_THE INPUT:_
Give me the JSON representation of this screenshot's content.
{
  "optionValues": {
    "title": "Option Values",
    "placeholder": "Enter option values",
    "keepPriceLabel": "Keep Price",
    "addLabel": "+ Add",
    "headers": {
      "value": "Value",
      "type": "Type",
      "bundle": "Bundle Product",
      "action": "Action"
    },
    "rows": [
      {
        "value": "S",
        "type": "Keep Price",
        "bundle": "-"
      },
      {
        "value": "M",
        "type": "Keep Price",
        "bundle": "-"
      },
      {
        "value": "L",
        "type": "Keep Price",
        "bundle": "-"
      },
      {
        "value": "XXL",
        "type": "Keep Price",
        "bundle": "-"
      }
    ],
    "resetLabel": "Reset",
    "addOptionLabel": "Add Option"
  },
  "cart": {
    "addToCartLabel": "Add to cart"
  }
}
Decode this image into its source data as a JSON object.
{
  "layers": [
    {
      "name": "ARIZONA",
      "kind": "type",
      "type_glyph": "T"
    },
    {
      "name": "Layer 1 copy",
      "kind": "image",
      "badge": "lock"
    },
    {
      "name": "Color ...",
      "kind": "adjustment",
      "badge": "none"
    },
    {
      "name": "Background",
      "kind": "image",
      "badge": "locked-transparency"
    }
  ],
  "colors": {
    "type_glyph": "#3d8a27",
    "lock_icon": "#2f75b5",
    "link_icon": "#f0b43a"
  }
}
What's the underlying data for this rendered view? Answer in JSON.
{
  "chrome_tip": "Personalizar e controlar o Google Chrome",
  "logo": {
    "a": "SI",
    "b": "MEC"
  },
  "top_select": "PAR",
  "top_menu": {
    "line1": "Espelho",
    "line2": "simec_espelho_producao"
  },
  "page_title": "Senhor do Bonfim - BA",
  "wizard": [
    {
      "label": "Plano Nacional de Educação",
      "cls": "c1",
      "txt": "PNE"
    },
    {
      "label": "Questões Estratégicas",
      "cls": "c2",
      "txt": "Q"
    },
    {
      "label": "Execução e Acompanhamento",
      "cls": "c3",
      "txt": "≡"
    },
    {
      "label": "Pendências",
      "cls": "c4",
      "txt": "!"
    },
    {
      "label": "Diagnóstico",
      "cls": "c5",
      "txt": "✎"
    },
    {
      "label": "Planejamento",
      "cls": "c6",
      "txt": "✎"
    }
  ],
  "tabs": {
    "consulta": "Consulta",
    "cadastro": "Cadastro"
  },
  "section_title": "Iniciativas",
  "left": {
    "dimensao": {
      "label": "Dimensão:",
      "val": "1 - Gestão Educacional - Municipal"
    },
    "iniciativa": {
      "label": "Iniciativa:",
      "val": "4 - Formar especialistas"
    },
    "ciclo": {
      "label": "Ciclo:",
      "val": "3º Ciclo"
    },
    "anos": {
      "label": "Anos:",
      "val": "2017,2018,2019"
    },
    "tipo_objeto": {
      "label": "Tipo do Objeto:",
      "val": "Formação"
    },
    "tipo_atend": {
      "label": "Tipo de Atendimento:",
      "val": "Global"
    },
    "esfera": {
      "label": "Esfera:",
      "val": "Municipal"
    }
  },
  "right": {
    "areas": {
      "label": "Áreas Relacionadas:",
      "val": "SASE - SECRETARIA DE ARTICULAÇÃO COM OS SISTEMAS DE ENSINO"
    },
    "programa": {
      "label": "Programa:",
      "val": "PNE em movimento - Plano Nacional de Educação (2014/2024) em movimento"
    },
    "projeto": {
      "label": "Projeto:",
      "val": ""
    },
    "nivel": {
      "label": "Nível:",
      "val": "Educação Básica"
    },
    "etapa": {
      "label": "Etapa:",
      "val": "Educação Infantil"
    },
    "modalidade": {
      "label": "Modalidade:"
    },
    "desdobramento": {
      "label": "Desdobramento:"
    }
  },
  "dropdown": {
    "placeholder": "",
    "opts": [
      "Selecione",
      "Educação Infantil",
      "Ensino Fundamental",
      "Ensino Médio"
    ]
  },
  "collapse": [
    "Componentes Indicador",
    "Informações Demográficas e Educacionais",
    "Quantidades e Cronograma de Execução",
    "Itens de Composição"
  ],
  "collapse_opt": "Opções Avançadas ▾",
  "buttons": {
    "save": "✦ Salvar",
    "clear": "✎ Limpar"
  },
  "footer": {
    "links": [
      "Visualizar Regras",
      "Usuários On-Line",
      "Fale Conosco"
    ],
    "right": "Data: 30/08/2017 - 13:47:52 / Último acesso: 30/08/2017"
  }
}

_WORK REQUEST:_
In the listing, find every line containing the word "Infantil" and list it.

_PROBLEM SOLUTION:_
      "val": "Educação Infantil"
      "Educação Infantil",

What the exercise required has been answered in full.